▶ Records
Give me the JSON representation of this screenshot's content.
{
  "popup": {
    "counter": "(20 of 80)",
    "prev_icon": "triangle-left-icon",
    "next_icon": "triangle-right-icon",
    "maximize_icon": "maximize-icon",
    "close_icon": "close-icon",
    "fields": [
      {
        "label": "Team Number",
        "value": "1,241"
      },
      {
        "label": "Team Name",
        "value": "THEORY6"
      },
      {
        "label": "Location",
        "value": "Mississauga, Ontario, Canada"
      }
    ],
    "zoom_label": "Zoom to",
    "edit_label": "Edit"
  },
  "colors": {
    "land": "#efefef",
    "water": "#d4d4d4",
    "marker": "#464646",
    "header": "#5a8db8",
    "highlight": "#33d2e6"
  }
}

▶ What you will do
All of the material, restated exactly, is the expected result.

▶ Output of the task
Give me the JSON representation of this screenshot's content.
{
  "popup": {
    "counter": "(20 of 80)",
    "prev_icon": "triangle-left-icon",
    "next_icon": "triangle-right-icon",
    "maximize_icon": "maximize-icon",
    "close_icon": "close-icon",
    "fields": [
      {
        "label": "Team Number",
        "value": "1,241"
      },
      {
        "label": "Team Name",
        "value": "THEORY6"
      },
      {
        "label": "Location",
        "value": "Mississauga, Ontario, Canada"
      }
    ],
    "zoom_label": "Zoom to",
    "edit_label": "Edit"
  },
  "colors": {
    "land": "#efefef",
    "water": "#d4d4d4",
    "marker": "#464646",
    "header": "#5a8db8",
    "highlight": "#33d2e6"
  }
}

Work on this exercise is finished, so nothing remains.